Myth vs. Fact
Myth #1: There is no consumer demand for radio.
Fact: A recent survey found that 81 percent of Americans not only want free, local radio as a feature, but would be willing to pay a small one-time fee to get it, citing its importance during emergencies.
Myth #2: Radio receivers would significantly impact the battery life of cell phones.
Fact: Radio has no significant impact on battery life. A typical cell phone with a radio receiver could provide the user with more than a full day's worth of radio listening on a single battery charge. Since most people charge their phones daily or every other day, a radio chip would have little to no effect on battery life.
Myth #3: Integrating radio into cell phones is a costly additional expense for manufacturers.

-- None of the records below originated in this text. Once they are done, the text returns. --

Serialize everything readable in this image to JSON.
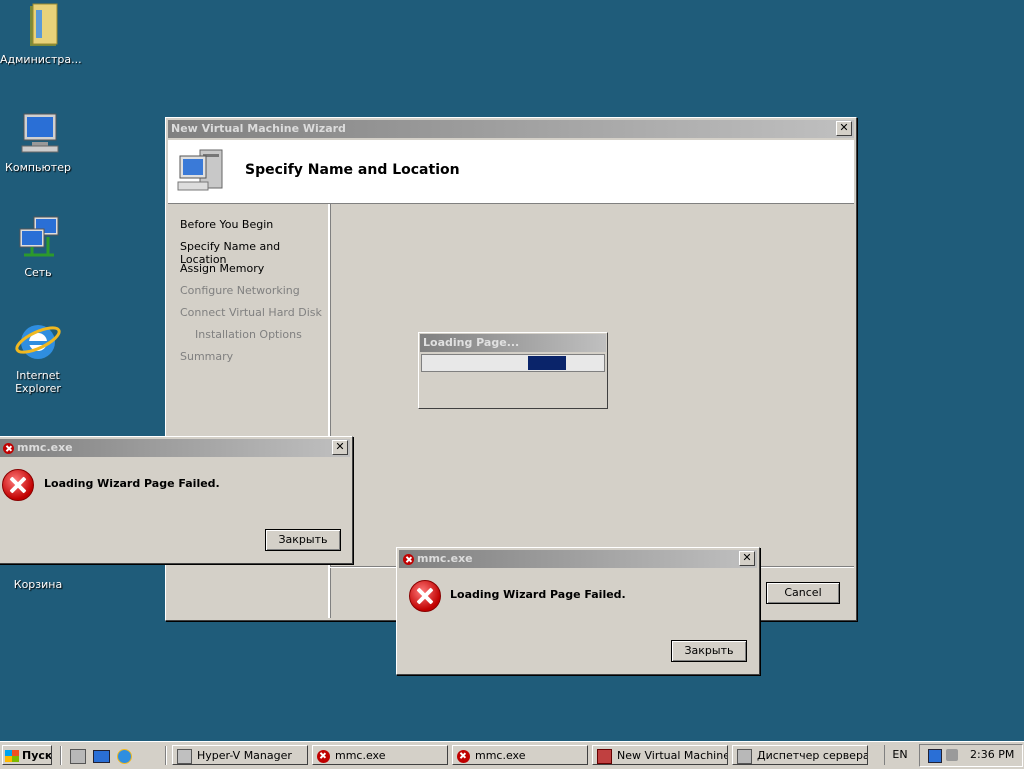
{
  "colors": {
    "desktop": "#1f5c7a",
    "progress": "#0a246a"
  },
  "desktop_icons": [
    {
      "label": "Администра...",
      "icon": "folder-icon"
    },
    {
      "label": "Компьютер",
      "icon": "computer-icon"
    },
    {
      "label": "Сеть",
      "icon": "network-icon"
    },
    {
      "label": "Internet Explorer",
      "icon": "internet-explorer-icon"
    },
    {
      "label": "Корзина",
      "icon": "recycle-bin-icon"
    }
  ],
  "wizard": {
    "title": "New Virtual Machine Wizard",
    "header": "Specify Name and Location",
    "steps": [
      {
        "label": "Before You Begin",
        "state": "enabled"
      },
      {
        "label": "Specify Name and Location",
        "state": "enabled"
      },
      {
        "label": "Assign Memory",
        "state": "enabled"
      },
      {
        "label": "Configure Networking",
        "state": "disabled"
      },
      {
        "label": "Connect Virtual Hard Disk",
        "state": "disabled"
      },
      {
        "label": "Installation Options",
        "state": "disabled"
      },
      {
        "label": "Summary",
        "state": "disabled"
      }
    ],
    "cancel_label": "Cancel",
    "loading": {
      "title": "Loading Page..."
    }
  },
  "error_dialogs": [
    {
      "title": "mmc.exe",
      "message": "Loading Wizard Page Failed.",
      "button_label": "Закрыть"
    },
    {
      "title": "mmc.exe",
      "message": "Loading Wizard Page Failed.",
      "button_label": "Закрыть"
    }
  ],
  "taskbar": {
    "start_label": "Пуск",
    "buttons": [
      {
        "label": "Hyper-V Manager",
        "icon": "hyperv-icon"
      },
      {
        "label": "mmc.exe",
        "icon": "error-icon"
      },
      {
        "label": "mmc.exe",
        "icon": "error-icon"
      },
      {
        "label": "New Virtual Machine...",
        "icon": "wizard-icon"
      },
      {
        "label": "Диспетчер сервера",
        "icon": "server-manager-icon"
      }
    ],
    "language": "EN",
    "clock": "2:36 PM"
  }
}
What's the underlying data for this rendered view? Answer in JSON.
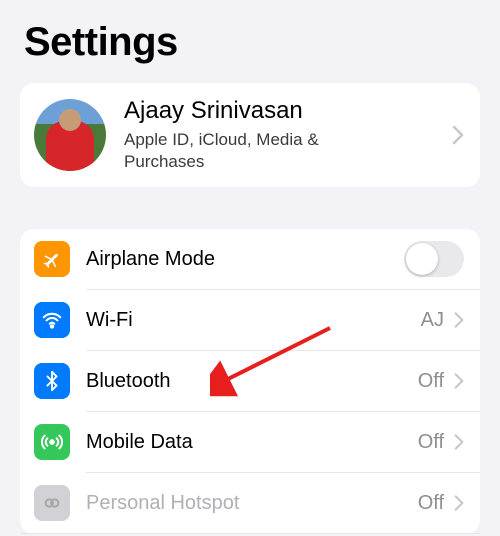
{
  "title": "Settings",
  "profile": {
    "name": "Ajaay Srinivasan",
    "subtitle": "Apple ID, iCloud, Media & Purchases"
  },
  "rows": {
    "airplane": {
      "label": "Airplane Mode",
      "toggle": false
    },
    "wifi": {
      "label": "Wi-Fi",
      "value": "AJ"
    },
    "bluetooth": {
      "label": "Bluetooth",
      "value": "Off"
    },
    "mobiledata": {
      "label": "Mobile Data",
      "value": "Off"
    },
    "hotspot": {
      "label": "Personal Hotspot",
      "value": "Off"
    }
  }
}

Fact: The reality is the cost to the manufacturers would be very low. When mass produced, radio chips can be integrated into cell phones for pocket change. In fact, four out of five cell phone owners say they would consider paying the one time cost of enabling a phone with a radio receiver – that's how much they want local radio.
Myth #4: Critics argue that the size and weight of a chip would be too big and heavy for consumers.
Fact: No one wants to bulk up their cell phone, even though we want more options and features. So luckily for cell phone users, a radio chip is smaller than the head of a nail and weighs less than a Tic Tac.
Be sure to share these realities, and correct any false information that you hear.